Could you copy each line of the listing below that has the word "KATALOGART"?

===== EXERCISE MATERIALS

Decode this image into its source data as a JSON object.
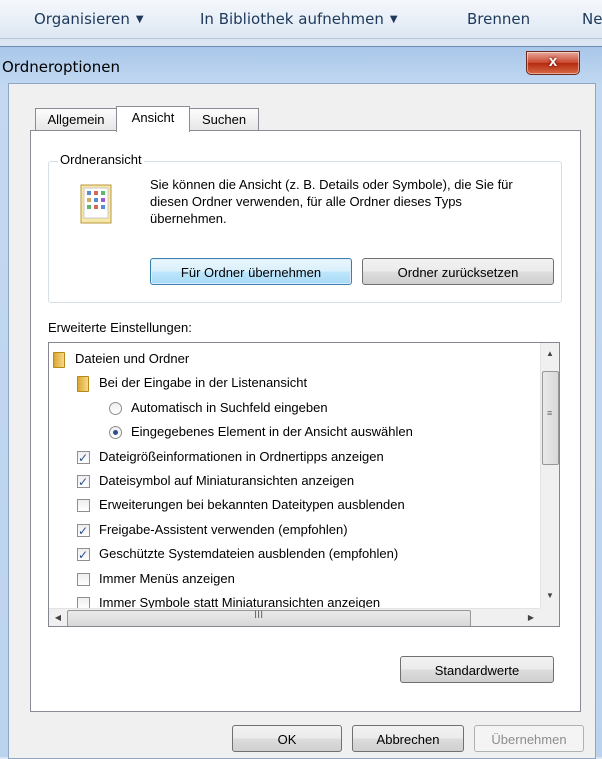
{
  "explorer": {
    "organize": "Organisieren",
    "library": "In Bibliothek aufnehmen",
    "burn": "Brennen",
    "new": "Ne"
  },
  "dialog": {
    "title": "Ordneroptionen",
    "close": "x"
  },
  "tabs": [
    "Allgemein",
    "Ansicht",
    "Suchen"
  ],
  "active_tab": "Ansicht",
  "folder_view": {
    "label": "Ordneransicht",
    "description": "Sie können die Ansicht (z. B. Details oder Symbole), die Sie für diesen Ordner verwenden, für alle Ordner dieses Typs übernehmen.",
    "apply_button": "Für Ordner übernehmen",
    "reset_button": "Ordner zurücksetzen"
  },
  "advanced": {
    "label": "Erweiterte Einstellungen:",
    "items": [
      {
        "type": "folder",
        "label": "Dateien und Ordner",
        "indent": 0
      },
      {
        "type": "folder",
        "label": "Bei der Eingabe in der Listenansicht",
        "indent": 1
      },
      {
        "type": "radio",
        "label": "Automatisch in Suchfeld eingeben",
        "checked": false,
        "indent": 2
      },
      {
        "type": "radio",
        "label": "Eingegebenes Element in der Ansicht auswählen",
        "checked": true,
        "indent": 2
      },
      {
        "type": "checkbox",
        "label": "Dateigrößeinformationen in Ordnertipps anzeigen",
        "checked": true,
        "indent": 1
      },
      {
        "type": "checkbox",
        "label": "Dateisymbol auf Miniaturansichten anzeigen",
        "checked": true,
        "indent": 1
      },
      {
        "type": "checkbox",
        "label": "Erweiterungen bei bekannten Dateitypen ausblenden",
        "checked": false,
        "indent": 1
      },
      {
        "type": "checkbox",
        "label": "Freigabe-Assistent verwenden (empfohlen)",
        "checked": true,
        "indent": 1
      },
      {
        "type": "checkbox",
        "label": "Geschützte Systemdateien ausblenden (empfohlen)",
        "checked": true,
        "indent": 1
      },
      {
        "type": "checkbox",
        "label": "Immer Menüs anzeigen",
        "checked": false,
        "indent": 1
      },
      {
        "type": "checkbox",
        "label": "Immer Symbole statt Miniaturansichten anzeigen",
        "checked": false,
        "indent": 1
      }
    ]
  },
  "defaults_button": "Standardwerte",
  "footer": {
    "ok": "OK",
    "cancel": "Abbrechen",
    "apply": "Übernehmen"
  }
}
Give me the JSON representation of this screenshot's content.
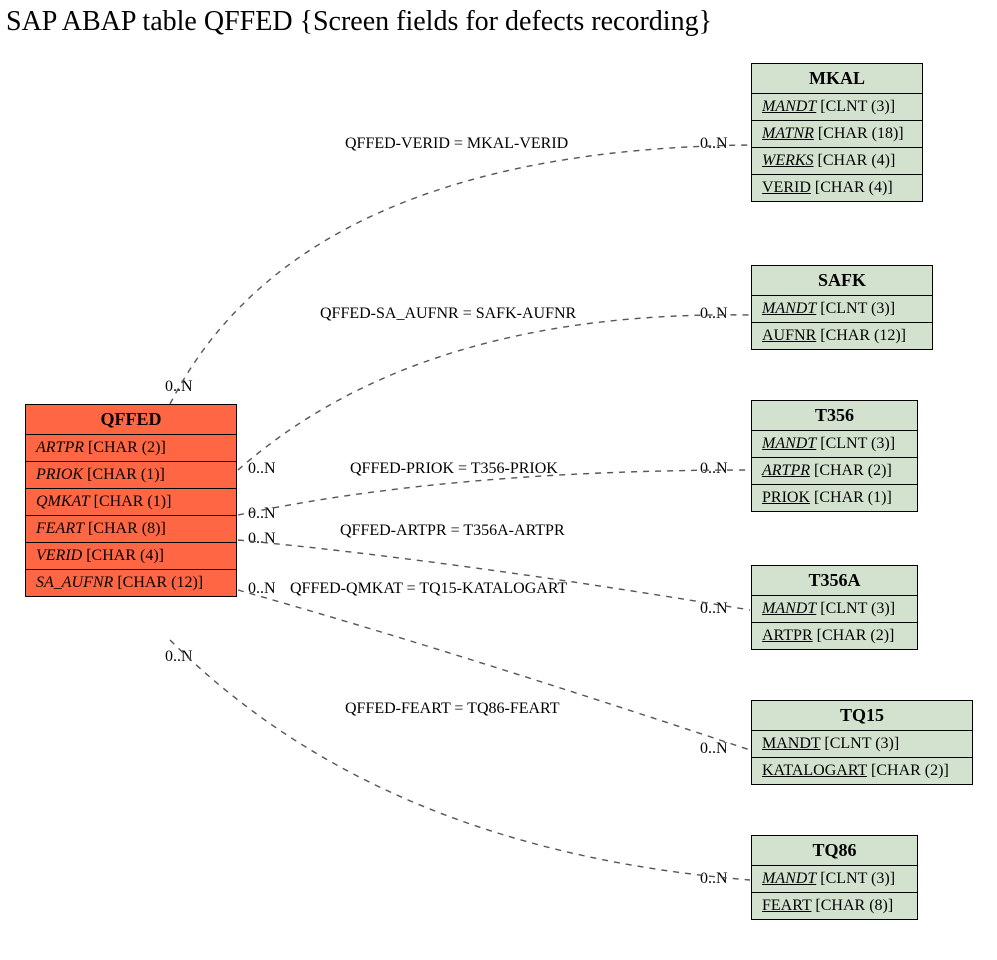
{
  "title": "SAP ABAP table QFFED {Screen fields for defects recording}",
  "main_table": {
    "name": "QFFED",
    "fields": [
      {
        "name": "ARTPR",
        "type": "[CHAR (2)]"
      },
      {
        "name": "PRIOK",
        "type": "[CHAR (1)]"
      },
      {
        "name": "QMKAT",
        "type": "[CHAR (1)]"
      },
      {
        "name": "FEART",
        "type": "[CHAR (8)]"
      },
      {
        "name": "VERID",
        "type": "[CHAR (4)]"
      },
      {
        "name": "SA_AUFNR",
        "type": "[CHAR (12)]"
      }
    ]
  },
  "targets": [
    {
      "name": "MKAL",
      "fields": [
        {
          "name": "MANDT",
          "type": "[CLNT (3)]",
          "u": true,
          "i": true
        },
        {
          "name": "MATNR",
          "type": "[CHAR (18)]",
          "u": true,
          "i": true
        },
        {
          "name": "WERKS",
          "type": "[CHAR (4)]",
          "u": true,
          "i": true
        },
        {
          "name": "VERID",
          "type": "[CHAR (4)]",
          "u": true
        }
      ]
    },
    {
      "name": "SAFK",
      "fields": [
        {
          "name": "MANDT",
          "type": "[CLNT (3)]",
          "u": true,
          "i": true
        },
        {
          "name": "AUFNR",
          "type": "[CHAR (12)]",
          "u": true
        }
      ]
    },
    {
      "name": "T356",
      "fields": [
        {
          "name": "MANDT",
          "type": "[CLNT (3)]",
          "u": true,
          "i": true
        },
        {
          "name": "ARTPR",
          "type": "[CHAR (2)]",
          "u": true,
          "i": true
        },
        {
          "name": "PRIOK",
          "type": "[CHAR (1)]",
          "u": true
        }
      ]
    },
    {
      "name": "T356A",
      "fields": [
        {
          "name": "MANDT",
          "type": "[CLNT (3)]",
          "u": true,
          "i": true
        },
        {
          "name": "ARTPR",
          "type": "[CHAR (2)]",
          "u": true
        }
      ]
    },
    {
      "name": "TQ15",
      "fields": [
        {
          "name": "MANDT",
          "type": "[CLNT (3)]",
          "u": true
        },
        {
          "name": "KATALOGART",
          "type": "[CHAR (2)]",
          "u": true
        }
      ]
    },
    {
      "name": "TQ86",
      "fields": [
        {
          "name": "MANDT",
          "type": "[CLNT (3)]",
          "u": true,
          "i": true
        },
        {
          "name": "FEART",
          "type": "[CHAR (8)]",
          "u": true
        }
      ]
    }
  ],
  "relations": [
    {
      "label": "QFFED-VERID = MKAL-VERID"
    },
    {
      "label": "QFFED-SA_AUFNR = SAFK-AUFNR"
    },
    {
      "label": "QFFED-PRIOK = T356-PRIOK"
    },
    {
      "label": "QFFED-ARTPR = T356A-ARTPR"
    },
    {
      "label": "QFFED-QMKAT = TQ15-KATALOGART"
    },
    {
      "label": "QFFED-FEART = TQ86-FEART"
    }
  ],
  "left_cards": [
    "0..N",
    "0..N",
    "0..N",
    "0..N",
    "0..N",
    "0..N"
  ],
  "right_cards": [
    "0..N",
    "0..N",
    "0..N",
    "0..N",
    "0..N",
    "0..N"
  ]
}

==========

▶ **PROBLEM SOLUTION**
          "name": "KATALOGART",
      "label": "QFFED-QMKAT = TQ15-KATALOGART"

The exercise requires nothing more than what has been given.